Lecturing is Howard Sapers (pictured), Canada’s Correctional Investigator. With a background in criminology and social justice, he’s like an ombudsman who investigates complaints of mistreatment by inmates.

When I saw the title of his talk (Some Reflections on the Discourse of Crime and Punishment in Canada), three words  leapt out at me: “Crime and Punishment”.

That’s the title of a Dostoevsky novel, of course. It was published in 1866, and concerns an impoverished St. Petersburg student who hatches a plot to murder a conniving pawn broker. He justifies his actions by arguing that he can then use her money to perform good deeds. But after killing the woman and her half-sister he begins to worry obsessively about being caught and punished. 

Our society bears little resemblance to mid-19th century Czarist Russia. Yet in recent years the Harper government, in a calculated move to shore up support in its bedrock constituency, has adopted a tough on crime agenda that seeks to limit the discretion of judges in sentencing, impose tougher parole conditions, and invest heavily in new and expanded prisons to house what will inevitably be a growing inmate population.

Worldwide, incarceration rates vary greatly.

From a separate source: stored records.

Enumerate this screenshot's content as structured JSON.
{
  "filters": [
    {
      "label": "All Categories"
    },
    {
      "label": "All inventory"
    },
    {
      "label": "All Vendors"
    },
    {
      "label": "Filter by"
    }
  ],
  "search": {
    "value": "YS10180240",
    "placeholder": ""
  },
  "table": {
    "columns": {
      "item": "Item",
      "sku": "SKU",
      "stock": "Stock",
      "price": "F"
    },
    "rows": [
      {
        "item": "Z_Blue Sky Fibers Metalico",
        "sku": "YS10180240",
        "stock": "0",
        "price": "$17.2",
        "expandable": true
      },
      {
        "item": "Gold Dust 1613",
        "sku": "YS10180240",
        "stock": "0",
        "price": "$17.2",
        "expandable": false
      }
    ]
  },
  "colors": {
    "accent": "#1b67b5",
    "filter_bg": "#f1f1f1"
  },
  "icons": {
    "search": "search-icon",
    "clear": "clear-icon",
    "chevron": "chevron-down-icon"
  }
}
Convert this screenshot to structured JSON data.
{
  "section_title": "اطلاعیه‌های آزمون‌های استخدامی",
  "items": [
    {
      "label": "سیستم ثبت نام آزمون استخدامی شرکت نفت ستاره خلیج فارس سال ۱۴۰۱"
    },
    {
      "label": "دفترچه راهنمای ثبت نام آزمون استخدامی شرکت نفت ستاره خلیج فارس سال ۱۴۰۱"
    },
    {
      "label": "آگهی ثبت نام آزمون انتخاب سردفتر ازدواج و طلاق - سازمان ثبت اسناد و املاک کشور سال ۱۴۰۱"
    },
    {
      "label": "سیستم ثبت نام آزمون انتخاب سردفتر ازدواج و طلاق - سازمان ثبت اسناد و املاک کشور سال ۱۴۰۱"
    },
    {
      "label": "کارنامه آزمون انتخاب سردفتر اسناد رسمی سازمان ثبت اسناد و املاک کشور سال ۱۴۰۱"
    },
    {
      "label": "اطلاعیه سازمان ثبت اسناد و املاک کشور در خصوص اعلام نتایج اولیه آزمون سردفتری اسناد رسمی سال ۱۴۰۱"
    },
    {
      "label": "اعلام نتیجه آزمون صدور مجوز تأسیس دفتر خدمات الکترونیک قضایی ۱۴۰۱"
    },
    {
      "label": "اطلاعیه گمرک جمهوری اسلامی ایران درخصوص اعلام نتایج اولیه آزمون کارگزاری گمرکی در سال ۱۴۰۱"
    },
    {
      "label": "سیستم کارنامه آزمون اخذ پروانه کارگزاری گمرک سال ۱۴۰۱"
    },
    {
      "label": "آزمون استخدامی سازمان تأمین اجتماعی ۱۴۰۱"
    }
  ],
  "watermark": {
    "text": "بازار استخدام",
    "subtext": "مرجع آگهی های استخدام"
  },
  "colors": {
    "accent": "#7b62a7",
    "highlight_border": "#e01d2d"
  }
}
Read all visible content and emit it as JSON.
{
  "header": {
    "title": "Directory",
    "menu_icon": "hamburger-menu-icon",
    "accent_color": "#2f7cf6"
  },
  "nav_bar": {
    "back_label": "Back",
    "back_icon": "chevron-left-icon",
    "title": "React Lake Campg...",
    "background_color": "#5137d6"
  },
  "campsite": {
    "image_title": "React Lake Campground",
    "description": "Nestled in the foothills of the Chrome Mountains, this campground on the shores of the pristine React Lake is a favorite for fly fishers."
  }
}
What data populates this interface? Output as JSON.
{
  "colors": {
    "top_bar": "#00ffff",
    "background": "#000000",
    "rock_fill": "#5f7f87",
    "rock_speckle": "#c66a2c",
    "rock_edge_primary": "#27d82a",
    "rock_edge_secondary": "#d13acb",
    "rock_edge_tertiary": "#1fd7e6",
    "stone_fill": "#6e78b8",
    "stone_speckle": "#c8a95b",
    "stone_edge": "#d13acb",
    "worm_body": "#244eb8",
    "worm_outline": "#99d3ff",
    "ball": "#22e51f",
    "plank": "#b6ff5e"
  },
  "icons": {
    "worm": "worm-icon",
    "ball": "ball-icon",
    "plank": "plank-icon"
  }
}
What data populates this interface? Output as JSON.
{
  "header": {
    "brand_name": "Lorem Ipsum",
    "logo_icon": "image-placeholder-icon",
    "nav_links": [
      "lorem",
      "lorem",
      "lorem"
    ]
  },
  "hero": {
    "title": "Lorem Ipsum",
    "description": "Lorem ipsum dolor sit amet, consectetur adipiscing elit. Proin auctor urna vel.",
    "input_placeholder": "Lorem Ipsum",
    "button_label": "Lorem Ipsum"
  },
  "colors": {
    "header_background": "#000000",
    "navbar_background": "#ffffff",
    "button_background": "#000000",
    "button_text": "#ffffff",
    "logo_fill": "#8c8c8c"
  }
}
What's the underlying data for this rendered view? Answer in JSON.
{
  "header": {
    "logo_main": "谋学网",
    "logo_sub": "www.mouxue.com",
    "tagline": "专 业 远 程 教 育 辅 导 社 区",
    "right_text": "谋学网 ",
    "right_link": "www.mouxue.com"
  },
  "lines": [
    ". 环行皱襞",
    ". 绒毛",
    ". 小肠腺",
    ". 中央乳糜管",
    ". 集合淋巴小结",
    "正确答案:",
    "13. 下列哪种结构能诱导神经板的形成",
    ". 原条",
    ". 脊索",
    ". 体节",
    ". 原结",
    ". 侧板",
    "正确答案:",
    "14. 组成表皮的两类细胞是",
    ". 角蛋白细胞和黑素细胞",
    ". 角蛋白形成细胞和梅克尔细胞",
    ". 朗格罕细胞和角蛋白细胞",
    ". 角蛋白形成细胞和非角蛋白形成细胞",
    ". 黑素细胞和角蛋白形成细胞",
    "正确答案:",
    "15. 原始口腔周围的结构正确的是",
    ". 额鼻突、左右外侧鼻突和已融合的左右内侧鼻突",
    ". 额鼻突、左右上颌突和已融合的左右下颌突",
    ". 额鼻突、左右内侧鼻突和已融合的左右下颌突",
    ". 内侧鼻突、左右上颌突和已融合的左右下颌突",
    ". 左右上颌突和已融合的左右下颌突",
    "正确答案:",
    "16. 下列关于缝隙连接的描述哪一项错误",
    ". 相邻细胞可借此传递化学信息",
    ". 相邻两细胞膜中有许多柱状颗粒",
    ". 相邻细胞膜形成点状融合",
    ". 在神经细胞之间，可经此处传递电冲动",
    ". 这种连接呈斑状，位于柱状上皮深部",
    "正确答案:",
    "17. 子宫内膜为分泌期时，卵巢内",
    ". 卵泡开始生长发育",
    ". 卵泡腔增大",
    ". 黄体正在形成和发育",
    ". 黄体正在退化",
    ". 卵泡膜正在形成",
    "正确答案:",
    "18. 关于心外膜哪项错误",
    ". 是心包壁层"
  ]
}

At 760 inmates per 100,000 population, the United States is pretty much the world leader (although China might have it beat, but figures for that country are hard to come by). Modern-day Russia also has a high incarceration rate (626 per 100,000). At the opposite end of the spectrum are Denmark and Japan, where the rate is 63 per 100,000.

In Canada, our incarceration rate is 116 per 100,000 — which puts us 117 in world rankings from worst to best. Although as Harper’s policies begin to take effect our ranking will surely rise. Hardest hit, naturally, will be  Aboriginal people and other visible minorities, the poor, and increasingly, the mentally ill, for whom prison has become a default care system in lieu of proper  medical and societal supports to live independently.

Saper’s talk tonight is in Rm. 110 of the University of Regina’s Classroom Building and starts at 7:30 p.m.